### Try it
For this task, every record below must be reproduced exactly.

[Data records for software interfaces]
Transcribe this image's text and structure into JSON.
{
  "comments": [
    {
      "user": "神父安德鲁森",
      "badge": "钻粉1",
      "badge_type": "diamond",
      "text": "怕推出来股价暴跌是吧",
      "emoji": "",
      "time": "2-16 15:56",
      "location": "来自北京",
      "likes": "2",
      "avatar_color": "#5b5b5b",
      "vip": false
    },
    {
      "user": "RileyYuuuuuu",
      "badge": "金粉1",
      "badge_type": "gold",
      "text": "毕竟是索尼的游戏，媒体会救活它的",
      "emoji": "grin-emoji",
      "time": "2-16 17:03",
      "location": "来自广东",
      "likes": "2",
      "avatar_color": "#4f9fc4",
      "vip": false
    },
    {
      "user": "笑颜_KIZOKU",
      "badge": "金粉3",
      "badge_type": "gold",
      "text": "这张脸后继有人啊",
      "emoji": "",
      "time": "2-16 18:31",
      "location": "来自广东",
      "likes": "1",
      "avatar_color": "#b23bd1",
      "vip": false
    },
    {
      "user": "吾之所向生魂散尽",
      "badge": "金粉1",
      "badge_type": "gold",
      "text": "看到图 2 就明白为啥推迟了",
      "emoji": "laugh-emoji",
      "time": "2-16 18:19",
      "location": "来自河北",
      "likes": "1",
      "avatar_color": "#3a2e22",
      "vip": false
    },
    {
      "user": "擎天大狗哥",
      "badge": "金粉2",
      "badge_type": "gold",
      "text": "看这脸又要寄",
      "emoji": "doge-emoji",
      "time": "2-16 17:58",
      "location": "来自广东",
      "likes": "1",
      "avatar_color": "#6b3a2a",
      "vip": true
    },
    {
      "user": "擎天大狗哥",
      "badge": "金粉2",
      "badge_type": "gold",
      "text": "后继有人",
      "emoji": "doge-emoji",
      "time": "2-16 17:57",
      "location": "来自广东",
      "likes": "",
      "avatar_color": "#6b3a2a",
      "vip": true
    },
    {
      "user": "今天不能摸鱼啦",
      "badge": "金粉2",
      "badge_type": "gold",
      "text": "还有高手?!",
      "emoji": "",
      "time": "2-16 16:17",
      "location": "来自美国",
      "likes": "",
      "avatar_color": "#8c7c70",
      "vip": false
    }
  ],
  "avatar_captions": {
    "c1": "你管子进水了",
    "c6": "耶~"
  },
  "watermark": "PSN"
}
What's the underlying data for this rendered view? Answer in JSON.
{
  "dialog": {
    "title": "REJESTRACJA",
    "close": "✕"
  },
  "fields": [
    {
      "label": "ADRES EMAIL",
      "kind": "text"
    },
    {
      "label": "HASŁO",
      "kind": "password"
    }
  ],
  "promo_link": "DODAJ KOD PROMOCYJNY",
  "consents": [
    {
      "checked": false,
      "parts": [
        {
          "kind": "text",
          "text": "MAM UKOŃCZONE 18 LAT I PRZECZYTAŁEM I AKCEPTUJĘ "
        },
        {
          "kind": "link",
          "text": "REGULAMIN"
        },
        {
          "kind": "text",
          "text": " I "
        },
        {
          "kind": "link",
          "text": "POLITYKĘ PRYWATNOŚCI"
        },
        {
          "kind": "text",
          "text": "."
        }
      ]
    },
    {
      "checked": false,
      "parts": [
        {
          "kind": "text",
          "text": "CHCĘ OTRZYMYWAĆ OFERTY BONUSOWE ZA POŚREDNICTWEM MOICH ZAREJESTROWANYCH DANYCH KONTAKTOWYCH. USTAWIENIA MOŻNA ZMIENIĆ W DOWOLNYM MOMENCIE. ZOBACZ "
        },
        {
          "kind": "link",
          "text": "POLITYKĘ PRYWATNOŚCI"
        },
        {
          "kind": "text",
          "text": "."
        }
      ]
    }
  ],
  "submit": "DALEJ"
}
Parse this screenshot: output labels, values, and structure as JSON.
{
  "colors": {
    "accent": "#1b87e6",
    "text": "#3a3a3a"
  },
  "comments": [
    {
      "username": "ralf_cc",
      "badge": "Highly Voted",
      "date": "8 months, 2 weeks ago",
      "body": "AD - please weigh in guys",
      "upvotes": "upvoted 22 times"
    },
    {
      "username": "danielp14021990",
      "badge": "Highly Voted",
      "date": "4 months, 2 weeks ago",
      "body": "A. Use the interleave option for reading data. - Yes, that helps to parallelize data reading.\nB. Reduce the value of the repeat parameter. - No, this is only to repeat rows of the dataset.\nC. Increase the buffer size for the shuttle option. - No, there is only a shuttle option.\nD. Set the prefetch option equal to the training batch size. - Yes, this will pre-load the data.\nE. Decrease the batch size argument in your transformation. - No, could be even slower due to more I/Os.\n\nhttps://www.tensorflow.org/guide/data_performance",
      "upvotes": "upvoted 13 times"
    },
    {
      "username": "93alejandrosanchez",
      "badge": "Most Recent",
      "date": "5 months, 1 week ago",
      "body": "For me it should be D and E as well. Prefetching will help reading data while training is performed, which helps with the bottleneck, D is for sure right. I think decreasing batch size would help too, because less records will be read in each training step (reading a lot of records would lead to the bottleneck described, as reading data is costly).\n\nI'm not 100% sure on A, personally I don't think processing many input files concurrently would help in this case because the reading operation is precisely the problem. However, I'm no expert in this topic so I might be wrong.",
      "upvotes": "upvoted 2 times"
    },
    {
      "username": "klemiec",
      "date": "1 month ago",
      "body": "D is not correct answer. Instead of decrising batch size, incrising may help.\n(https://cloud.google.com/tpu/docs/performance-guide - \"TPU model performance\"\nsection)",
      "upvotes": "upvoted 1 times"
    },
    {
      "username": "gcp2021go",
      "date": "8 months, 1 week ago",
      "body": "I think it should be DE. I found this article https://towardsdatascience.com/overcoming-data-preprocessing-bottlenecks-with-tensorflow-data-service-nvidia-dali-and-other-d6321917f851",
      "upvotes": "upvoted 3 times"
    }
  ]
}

### Reply
Transcribe this image's text and structure into JSON.
{
  "comments": [
    {
      "user": "神父安德鲁森",
      "badge": "钻粉1",
      "badge_type": "diamond",
      "text": "怕推出来股价暴跌是吧",
      "emoji": "",
      "time": "2-16 15:56",
      "location": "来自北京",
      "likes": "2",
      "avatar_color": "#5b5b5b",
      "vip": false
    },
    {
      "user": "RileyYuuuuuu",
      "badge": "金粉1",
      "badge_type": "gold",
      "text": "毕竟是索尼的游戏，媒体会救活它的",
      "emoji": "grin-emoji",
      "time": "2-16 17:03",
      "location": "来自广东",
      "likes": "2",
      "avatar_color": "#4f9fc4",
      "vip": false
    },
    {
      "user": "笑颜_KIZOKU",
      "badge": "金粉3",
      "badge_type": "gold",
      "text": "这张脸后继有人啊",
      "emoji": "",
      "time": "2-16 18:31",
      "location": "来自广东",
      "likes": "1",
      "avatar_color": "#b23bd1",
      "vip": false
    },
    {
      "user": "吾之所向生魂散尽",
      "badge": "金粉1",
      "badge_type": "gold",
      "text": "看到图 2 就明白为啥推迟了",
      "emoji": "laugh-emoji",
      "time": "2-16 18:19",
      "location": "来自河北",
      "likes": "1",
      "avatar_color": "#3a2e22",
      "vip": false
    },
    {
      "user": "擎天大狗哥",
      "badge": "金粉2",
      "badge_type": "gold",
      "text": "看这脸又要寄",
      "emoji": "doge-emoji",
      "time": "2-16 17:58",
      "location": "来自广东",
      "likes": "1",
      "avatar_color": "#6b3a2a",
      "vip": true
    },
    {
      "user": "擎天大狗哥",
      "badge": "金粉2",
      "badge_type": "gold",
      "text": "后继有人",
      "emoji": "doge-emoji",
      "time": "2-16 17:57",
      "location": "来自广东",
      "likes": "",
      "avatar_color": "#6b3a2a",
      "vip": true
    },
    {
      "user": "今天不能摸鱼啦",
      "badge": "金粉2",
      "badge_type": "gold",
      "text": "还有高手?!",
      "emoji": "",
      "time": "2-16 16:17",
      "location": "来自美国",
      "likes": "",
      "avatar_color": "#8c7c70",
      "vip": false
    }
  ],
  "avatar_captions": {
    "c1": "你管子进水了",
    "c6": "耶~"
  },
  "watermark": "PSN"
}
What's the underlying data for this rendered view? Answer in JSON.
{
  "dialog": {
    "title": "REJESTRACJA",
    "close": "✕"
  },
  "fields": [
    {
      "label": "ADRES EMAIL",
      "kind": "text"
    },
    {
      "label": "HASŁO",
      "kind": "password"
    }
  ],
  "promo_link": "DODAJ KOD PROMOCYJNY",
  "consents": [
    {
      "checked": false,
      "parts": [
        {
          "kind": "text",
          "text": "MAM UKOŃCZONE 18 LAT I PRZECZYTAŁEM I AKCEPTUJĘ "
        },
        {
          "kind": "link",
          "text": "REGULAMIN"
        },
        {
          "kind": "text",
          "text": " I "
        },
        {
          "kind": "link",
          "text": "POLITYKĘ PRYWATNOŚCI"
        },
        {
          "kind": "text",
          "text": "."
        }
      ]
    },
    {
      "checked": false,
      "parts": [
        {
          "kind": "text",
          "text": "CHCĘ OTRZYMYWAĆ OFERTY BONUSOWE ZA POŚREDNICTWEM MOICH ZAREJESTROWANYCH DANYCH KONTAKTOWYCH. USTAWIENIA MOŻNA ZMIENIĆ W DOWOLNYM MOMENCIE. ZOBACZ "
        },
        {
          "kind": "link",
          "text": "POLITYKĘ PRYWATNOŚCI"
        },
        {
          "kind": "text",
          "text": "."
        }
      ]
    }
  ],
  "submit": "DALEJ"
}
Parse this screenshot: output labels, values, and structure as JSON.
{
  "colors": {
    "accent": "#1b87e6",
    "text": "#3a3a3a"
  },
  "comments": [
    {
      "username": "ralf_cc",
      "badge": "Highly Voted",
      "date": "8 months, 2 weeks ago",
      "body": "AD - please weigh in guys",
      "upvotes": "upvoted 22 times"
    },
    {
      "username": "danielp14021990",
      "badge": "Highly Voted",
      "date": "4 months, 2 weeks ago",
      "body": "A. Use the interleave option for reading data. - Yes, that helps to parallelize data reading.\nB. Reduce the value of the repeat parameter. - No, this is only to repeat rows of the dataset.\nC. Increase the buffer size for the shuttle option. - No, there is only a shuttle option.\nD. Set the prefetch option equal to the training batch size. - Yes, this will pre-load the data.\nE. Decrease the batch size argument in your transformation. - No, could be even slower due to more I/Os.\n\nhttps://www.tensorflow.org/guide/data_performance",
      "upvotes": "upvoted 13 times"
    },
    {
      "username": "93alejandrosanchez",
      "badge": "Most Recent",
      "date": "5 months, 1 week ago",
      "body": "For me it should be D and E as well. Prefetching will help reading data while training is performed, which helps with the bottleneck, D is for sure right. I think decreasing batch size would help too, because less records will be read in each training step (reading a lot of records would lead to the bottleneck described, as reading data is costly).\n\nI'm not 100% sure on A, personally I don't think processing many input files concurrently would help in this case because the reading operation is precisely the problem. However, I'm no expert in this topic so I might be wrong.",
      "upvotes": "upvoted 2 times"
    },
    {
      "username": "klemiec",
      "date": "1 month ago",
      "body": "D is not correct answer. Instead of decrising batch size, incrising may help.\n(https://cloud.google.com/tpu/docs/performance-guide - \"TPU model performance\"\nsection)",
      "upvotes": "upvoted 1 times"
    },
    {
      "username": "gcp2021go",
      "date": "8 months, 1 week ago",
      "body": "I think it should be DE. I found this article https://towardsdatascience.com/overcoming-data-preprocessing-bottlenecks-with-tensorflow-data-service-nvidia-dali-and-other-d6321917f851",
      "upvotes": "upvoted 3 times"
    }
  ]
}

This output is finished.